Despite this being Jack’s first published novel, it is not the first story he has ever written. Years prior to writing “The Boomerang Effect,” Jack worked on another story. Although he successfully queried an agent, he fell out of touch with it, shelving the book and working on “The Boomerang Effect” instead as an individual project that spun into a full-scale novel.

“Part of the reason I wrote ‘The Boomerang Effect’ was because I just wanted to have fun writing again,” Jack said. “I didn’t want to write anymore unless I wrote something that would be fun for me to write, so that’s what ‘The Boomerang Effect’ was. I think that’s why I wrote it so quickly and why it appealed to people.”

In Jack’s first unpublished book, he notes that he tried to keep switching genres, from adult to young adult, which was the root of his issues. However, the experience being a librarian and working amongst teenagers has allowed Jack understand the YA genre better, helping him write “The Boomerang Effect.”

“I have never read as much young adult literature when I was an English teacher [but] as soon as I became a librarian, I had to immerse myself into this genre that I knew very little about and loved it,” Jack said. “The librarian work gets me into the world I’m trying to write for. Also, just being around teens all day helps me be in that world and understand that world. My work as a librarian informs my reading and everything that I read informs my writing in some way.”

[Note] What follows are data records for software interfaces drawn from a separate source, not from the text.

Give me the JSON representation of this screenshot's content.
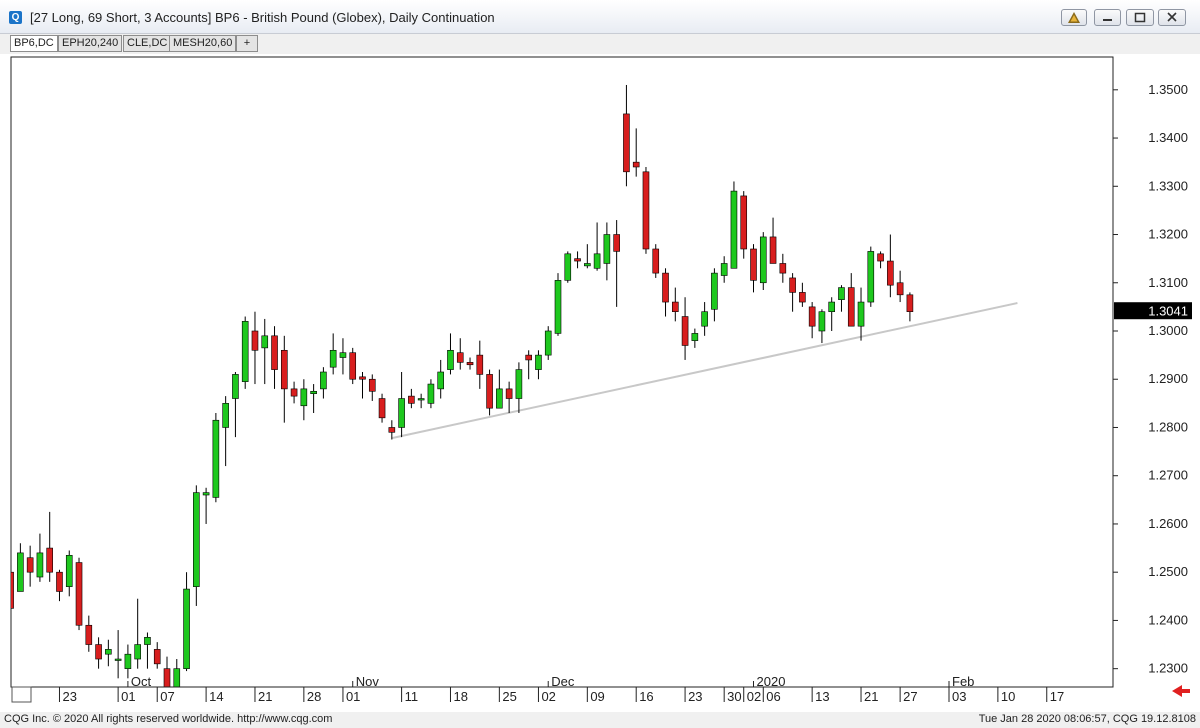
{
  "window": {
    "title": "[27 Long, 69 Short, 3 Accounts]  BP6 - British Pound (Globex), Daily Continuation",
    "app_icon_glyph": "Q"
  },
  "tabs": [
    {
      "label": "BP6,DC",
      "active": true
    },
    {
      "label": "EPH20,240",
      "active": false
    },
    {
      "label": "CLE,DC",
      "active": false
    },
    {
      "label": "MESH20,60",
      "active": false
    },
    {
      "label": "+",
      "active": false
    }
  ],
  "status": {
    "left": "CQG Inc. © 2020 All rights reserved worldwide. http://www.cqg.com",
    "right": "Tue Jan 28 2020 08:06:57, CQG 19.12.8108"
  },
  "colors": {
    "up": "#1ec81e",
    "down": "#d81e1e",
    "trendline": "#c8c8c8",
    "accent_arrow": "#e02020"
  },
  "chart_data": {
    "type": "candlestick",
    "title": "",
    "ylim": [
      1.2262,
      1.3568
    ],
    "y_ticks": [
      1.23,
      1.24,
      1.25,
      1.26,
      1.27,
      1.28,
      1.29,
      1.3,
      1.31,
      1.32,
      1.33,
      1.34,
      1.35
    ],
    "y_tick_labels": [
      "1.2300",
      "1.2400",
      "1.2500",
      "1.2600",
      "1.2700",
      "1.2800",
      "1.2900",
      "1.3000",
      "1.3100",
      "1.3200",
      "1.3300",
      "1.3400",
      "1.3500"
    ],
    "last_price": 1.3041,
    "last_price_label": "1.3041",
    "month_labels": [
      {
        "label": "Oct",
        "x": 12
      },
      {
        "label": "Nov",
        "x": 35
      },
      {
        "label": "Dec",
        "x": 55
      },
      {
        "label": "2020",
        "x": 76
      },
      {
        "label": "Feb",
        "x": 96
      }
    ],
    "x_ticks": [
      {
        "label": "23",
        "x": 5
      },
      {
        "label": "01",
        "x": 11
      },
      {
        "label": "07",
        "x": 15
      },
      {
        "label": "14",
        "x": 20
      },
      {
        "label": "21",
        "x": 25
      },
      {
        "label": "28",
        "x": 30
      },
      {
        "label": "01",
        "x": 34
      },
      {
        "label": "11",
        "x": 40
      },
      {
        "label": "18",
        "x": 45
      },
      {
        "label": "25",
        "x": 50
      },
      {
        "label": "02",
        "x": 54
      },
      {
        "label": "09",
        "x": 59
      },
      {
        "label": "16",
        "x": 64
      },
      {
        "label": "23",
        "x": 69
      },
      {
        "label": "30",
        "x": 73
      },
      {
        "label": "02",
        "x": 75
      },
      {
        "label": "06",
        "x": 77
      },
      {
        "label": "13",
        "x": 82
      },
      {
        "label": "21",
        "x": 87
      },
      {
        "label": "27",
        "x": 91
      },
      {
        "label": "03",
        "x": 96
      },
      {
        "label": "10",
        "x": 101
      },
      {
        "label": "17",
        "x": 106
      }
    ],
    "trendline": [
      [
        39,
        1.2778
      ],
      [
        103,
        1.3058
      ]
    ],
    "candles": [
      [
        0,
        1.25,
        1.2515,
        1.2425,
        1.2425
      ],
      [
        1,
        1.246,
        1.256,
        1.246,
        1.254
      ],
      [
        2,
        1.253,
        1.2555,
        1.247,
        1.25
      ],
      [
        3,
        1.249,
        1.258,
        1.248,
        1.254
      ],
      [
        4,
        1.255,
        1.2625,
        1.248,
        1.25
      ],
      [
        5,
        1.25,
        1.2505,
        1.244,
        1.246
      ],
      [
        6,
        1.247,
        1.2545,
        1.245,
        1.2535
      ],
      [
        7,
        1.252,
        1.253,
        1.238,
        1.239
      ],
      [
        8,
        1.239,
        1.241,
        1.2335,
        1.235
      ],
      [
        9,
        1.235,
        1.2365,
        1.23,
        1.232
      ],
      [
        10,
        1.233,
        1.236,
        1.2305,
        1.234
      ],
      [
        11,
        1.232,
        1.238,
        1.228,
        1.232
      ],
      [
        12,
        1.23,
        1.235,
        1.228,
        1.233
      ],
      [
        13,
        1.232,
        1.2445,
        1.23,
        1.235
      ],
      [
        14,
        1.235,
        1.2375,
        1.23,
        1.2365
      ],
      [
        15,
        1.234,
        1.2355,
        1.23,
        1.231
      ],
      [
        16,
        1.23,
        1.2325,
        1.223,
        1.224
      ],
      [
        17,
        1.224,
        1.232,
        1.222,
        1.23
      ],
      [
        18,
        1.23,
        1.25,
        1.2295,
        1.2465
      ],
      [
        19,
        1.247,
        1.268,
        1.243,
        1.2665
      ],
      [
        20,
        1.266,
        1.2675,
        1.26,
        1.2665
      ],
      [
        21,
        1.2655,
        1.283,
        1.2645,
        1.2815
      ],
      [
        22,
        1.28,
        1.2865,
        1.272,
        1.285
      ],
      [
        23,
        1.286,
        1.2915,
        1.278,
        1.291
      ],
      [
        24,
        1.2895,
        1.303,
        1.288,
        1.302
      ],
      [
        25,
        1.3,
        1.304,
        1.289,
        1.296
      ],
      [
        26,
        1.2965,
        1.3025,
        1.289,
        1.299
      ],
      [
        27,
        1.299,
        1.301,
        1.288,
        1.292
      ],
      [
        28,
        1.296,
        1.299,
        1.281,
        1.288
      ],
      [
        29,
        1.288,
        1.2895,
        1.285,
        1.2865
      ],
      [
        30,
        1.2845,
        1.29,
        1.2815,
        1.288
      ],
      [
        31,
        1.287,
        1.289,
        1.283,
        1.2875
      ],
      [
        32,
        1.288,
        1.2925,
        1.286,
        1.2915
      ],
      [
        33,
        1.2925,
        1.2995,
        1.291,
        1.296
      ],
      [
        34,
        1.2945,
        1.2985,
        1.291,
        1.2955
      ],
      [
        35,
        1.2955,
        1.2965,
        1.289,
        1.29
      ],
      [
        36,
        1.2905,
        1.2915,
        1.286,
        1.29
      ],
      [
        37,
        1.29,
        1.291,
        1.2855,
        1.2875
      ],
      [
        38,
        1.286,
        1.287,
        1.281,
        1.282
      ],
      [
        39,
        1.28,
        1.2815,
        1.2775,
        1.279
      ],
      [
        40,
        1.28,
        1.2915,
        1.278,
        1.286
      ],
      [
        41,
        1.2865,
        1.288,
        1.284,
        1.285
      ],
      [
        42,
        1.286,
        1.287,
        1.284,
        1.286
      ],
      [
        43,
        1.285,
        1.29,
        1.284,
        1.289
      ],
      [
        44,
        1.288,
        1.294,
        1.286,
        1.2915
      ],
      [
        45,
        1.292,
        1.2995,
        1.291,
        1.296
      ],
      [
        46,
        1.2955,
        1.2985,
        1.292,
        1.2935
      ],
      [
        47,
        1.2935,
        1.2945,
        1.292,
        1.293
      ],
      [
        48,
        1.295,
        1.298,
        1.288,
        1.291
      ],
      [
        49,
        1.291,
        1.292,
        1.2825,
        1.284
      ],
      [
        50,
        1.284,
        1.292,
        1.284,
        1.288
      ],
      [
        51,
        1.288,
        1.2895,
        1.283,
        1.286
      ],
      [
        52,
        1.286,
        1.2935,
        1.283,
        1.292
      ],
      [
        53,
        1.295,
        1.296,
        1.29,
        1.294
      ],
      [
        54,
        1.292,
        1.296,
        1.29,
        1.295
      ],
      [
        55,
        1.295,
        1.301,
        1.294,
        1.3
      ],
      [
        56,
        1.2995,
        1.312,
        1.299,
        1.3105
      ],
      [
        57,
        1.3105,
        1.3165,
        1.31,
        1.316
      ],
      [
        58,
        1.315,
        1.3165,
        1.313,
        1.3145
      ],
      [
        59,
        1.3135,
        1.318,
        1.313,
        1.314
      ],
      [
        60,
        1.313,
        1.3225,
        1.3125,
        1.316
      ],
      [
        61,
        1.314,
        1.3225,
        1.3105,
        1.32
      ],
      [
        62,
        1.32,
        1.323,
        1.305,
        1.3165
      ],
      [
        63,
        1.345,
        1.351,
        1.33,
        1.333
      ],
      [
        64,
        1.335,
        1.342,
        1.332,
        1.334
      ],
      [
        65,
        1.333,
        1.334,
        1.316,
        1.317
      ],
      [
        66,
        1.317,
        1.318,
        1.311,
        1.312
      ],
      [
        67,
        1.312,
        1.313,
        1.303,
        1.306
      ],
      [
        68,
        1.306,
        1.309,
        1.302,
        1.304
      ],
      [
        69,
        1.303,
        1.307,
        1.294,
        1.297
      ],
      [
        70,
        1.298,
        1.3005,
        1.2965,
        1.2995
      ],
      [
        71,
        1.301,
        1.306,
        1.299,
        1.304
      ],
      [
        72,
        1.3045,
        1.313,
        1.302,
        1.312
      ],
      [
        73,
        1.3115,
        1.3155,
        1.31,
        1.314
      ],
      [
        74,
        1.313,
        1.331,
        1.313,
        1.329
      ],
      [
        75,
        1.328,
        1.329,
        1.315,
        1.317
      ],
      [
        76,
        1.317,
        1.318,
        1.308,
        1.3105
      ],
      [
        77,
        1.31,
        1.3205,
        1.3085,
        1.3195
      ],
      [
        78,
        1.3195,
        1.3235,
        1.314,
        1.314
      ],
      [
        79,
        1.314,
        1.316,
        1.31,
        1.312
      ],
      [
        80,
        1.311,
        1.312,
        1.304,
        1.308
      ],
      [
        81,
        1.308,
        1.31,
        1.305,
        1.306
      ],
      [
        82,
        1.305,
        1.306,
        1.2985,
        1.301
      ],
      [
        83,
        1.3,
        1.3045,
        1.2975,
        1.304
      ],
      [
        84,
        1.304,
        1.307,
        1.3,
        1.306
      ],
      [
        85,
        1.3065,
        1.3095,
        1.304,
        1.309
      ],
      [
        86,
        1.309,
        1.312,
        1.301,
        1.301
      ],
      [
        87,
        1.301,
        1.309,
        1.298,
        1.306
      ],
      [
        88,
        1.306,
        1.3175,
        1.305,
        1.3165
      ],
      [
        89,
        1.316,
        1.3165,
        1.313,
        1.3145
      ],
      [
        90,
        1.3145,
        1.32,
        1.307,
        1.3095
      ],
      [
        91,
        1.31,
        1.3125,
        1.306,
        1.3075
      ],
      [
        92,
        1.3075,
        1.308,
        1.302,
        1.304
      ]
    ]
  }
}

While Jack integrated most of the revisions editors made in his story, he fought to keep a controversial subject in — the word “gay” being thrown around casually as a derogatory term. Although Jack does not advocate using the term in that manner, he believed it to be an essential part to understanding his main character’s pressures and motivations.

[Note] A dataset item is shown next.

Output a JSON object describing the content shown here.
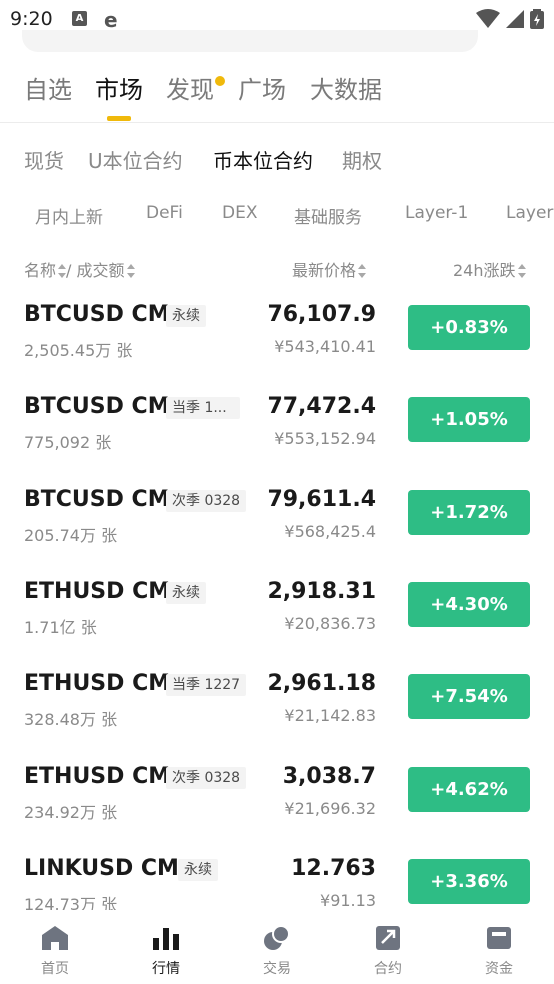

“The book in some ways deals with the pressure guys experience to be masculine and a lot of times that pressure comes out with guys calling anything that’s not traditionally masculine gay,” Jack said. “You hear that kind of word being thrown around a lot and it’s one of those words that people still feel okay to use amongst their friend. I wanted to represent that because I think that’s how guys talk when they’re amongst each other.”

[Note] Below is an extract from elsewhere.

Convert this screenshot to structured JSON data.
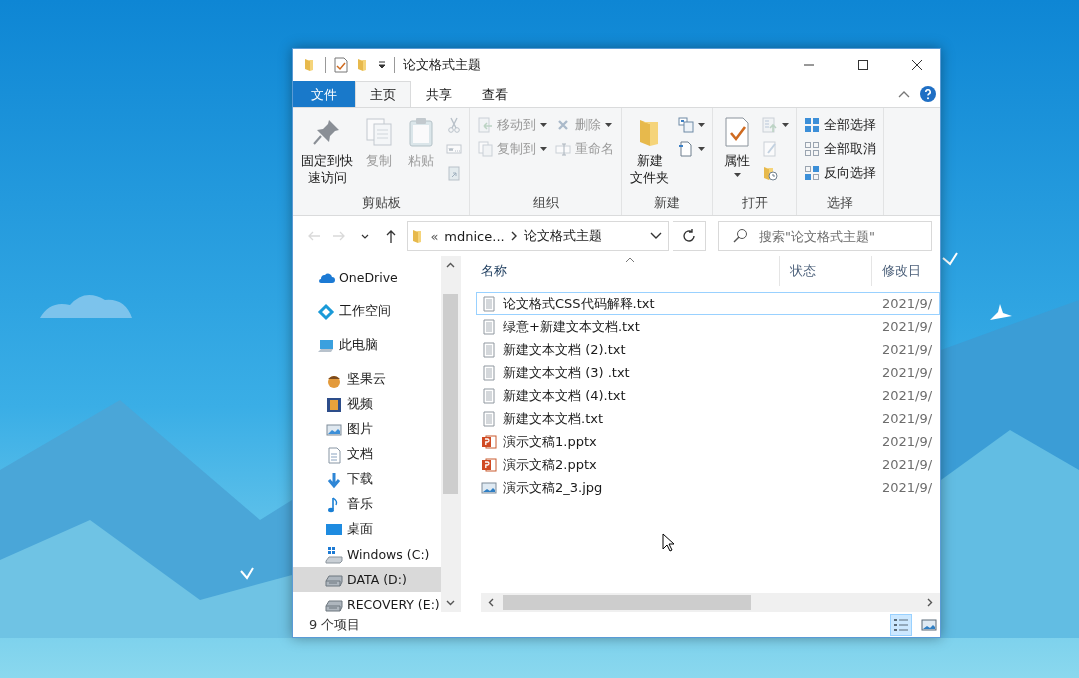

Jack’s editor expressed concern over keeping gay jokes and how that would affect the release of the book, but Jack believed that those jokes were important to the root of the story and understanding why certain events occur in his book.

“My character loves origami, and he also has a friend who’s a male cheerleader,” Jack said. “Neither are traditionally masculine endeavors, so they get teased a lot. One of the characters says ‘I don’t care, I’m still going to [be a cheerleader], I love to do it’ [while]… the main character says ‘Okay, I’m not going to do this anymore, I’m going to start smoking pot instead,’ because that’s more socially acceptable. The book really talks about how guys respond to that kind of pressure, but in order to represent that I have to put in these gay jokes. I felt like it was important because the… main character’s problems start from being in a world where what he’s doing is not socially acceptable. To take [the gay jokes] out makes the pressure that he experiences not as important. I fought for that to be in.”

While writing the draft for “The Boomerang Effect”  only took one year, the rest of the writing process took two years, including the process of querying an agent, and revising and editing the manuscript repetitively. However, Jack acknowledges that completing the first draft of the book was a quick process because of how much he enjoyed writing it.

“This one actually came pretty quickly I think because the… whole thing was just to be silly,” Jack said. “I wasn’t trying to do anything with a big message or theme, I was just having fun writing it. I was just trying to make myself laugh and it just ends up being very silly… I had fun.”